As Think With Google points out, it can be difficult for groups with multiple locations across the country to maintain a robust data analytics team in each. So instead, they recommend “building a center of excellence”—a centralized team that establishes, enforces, and champions data best practices across all locations. For a high-growth DSO that depends on scalable data operations to accommodate new additions, this kind of model makes a lot of sense.
The Data Roles You’ll Likely Need
First and foremost, this team needs a champion at the executive level. This might be your Chief Marketing Officer (CMO), though it’s more likely a Chief Information Officer (CIO) or Chief Technical Officer (CTO) working in close cooperation with other c-suites.

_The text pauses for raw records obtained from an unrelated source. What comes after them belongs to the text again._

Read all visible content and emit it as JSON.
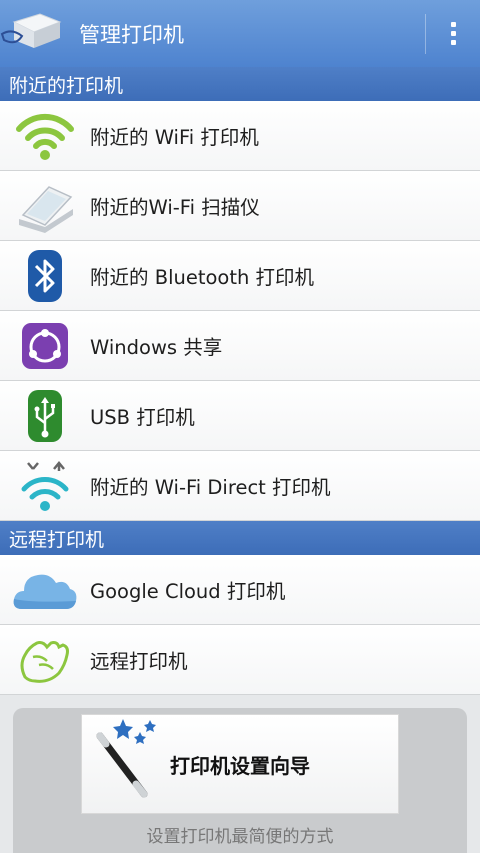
{
  "appbar": {
    "title": "管理打印机",
    "logo_icon": "printer-hand-icon",
    "menu_icon": "overflow-menu-icon",
    "color": "#5b8fd6"
  },
  "sections": {
    "nearby": "附近的打印机",
    "remote": "远程打印机"
  },
  "nearby_items": [
    {
      "label": "附近的 WiFi 打印机",
      "icon": "wifi-icon"
    },
    {
      "label": "附近的Wi-Fi 扫描仪",
      "icon": "scanner-icon"
    },
    {
      "label": "附近的 Bluetooth 打印机",
      "icon": "bluetooth-icon"
    },
    {
      "label": "Windows 共享",
      "icon": "windows-share-icon"
    },
    {
      "label": "USB 打印机",
      "icon": "usb-icon"
    },
    {
      "label": "附近的 Wi-Fi Direct 打印机",
      "icon": "wifi-direct-icon"
    }
  ],
  "remote_items": [
    {
      "label": "Google Cloud 打印机",
      "icon": "cloud-icon"
    },
    {
      "label": "远程打印机",
      "icon": "remote-hand-icon"
    }
  ],
  "wizard": {
    "label": "打印机设置向导",
    "subtitle": "设置打印机最简便的方式",
    "icon": "magic-wand-icon"
  },
  "colors": {
    "section_header": "#4676c0",
    "wifi_green": "#8cc63f",
    "bluetooth_blue": "#1f5aa8",
    "windows_purple": "#7b3fb0",
    "usb_green": "#2e8b2e",
    "wifi_direct_teal": "#2bb5c8",
    "cloud_blue": "#78b4e6"
  }
}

From there, you’ll likely need data acquisition specialists, engineers, quality controllers, scientists, analysts and interpreters. In short, you’ll need the right combination of data specialists capable of integrating marketing data operations, analyzing findings, mapping them to strategic objectives, and then making those insights available to stakeholders organization-wide.
For more insights, read The Secret to a Genius Marketing Analytics Organization from Gartner.
A Word on Onshoring/Offshoring Your Data Analytics
In some cases, it makes more sense to bring in a third-party group to act as an extension of the existing analytics team (or to serve as the entire team itself). This might be in the form of a fractional data-focused executive that can spearhead new data initiatives. More and more DSOs are finding trusted marketing, analytics, and IT partners that can help see large data centralization projects from start to finish.
In its Trends in the Development of the Dental Service Organization Model report, the Oral Health Workforce Research Center found that all surveyed DSOs “discussed the importance of central data management to audit compliance, leverage purchase contracts, and maximize service capacity.”
That’s because the benefits of building a data-driven DSO can be far-reaching. At the practice level, you might find that both practitioners and regular staff have more time to focus on the patient experience. At the enterprise level, you’ll likely find better alignment around organizational objectives, as well as more accurate and agile decision-making.
While the models and strategies might differ from DSO to DSO, one thing remains clear: the leaders best poised for growth are investing in scalable data and analytics.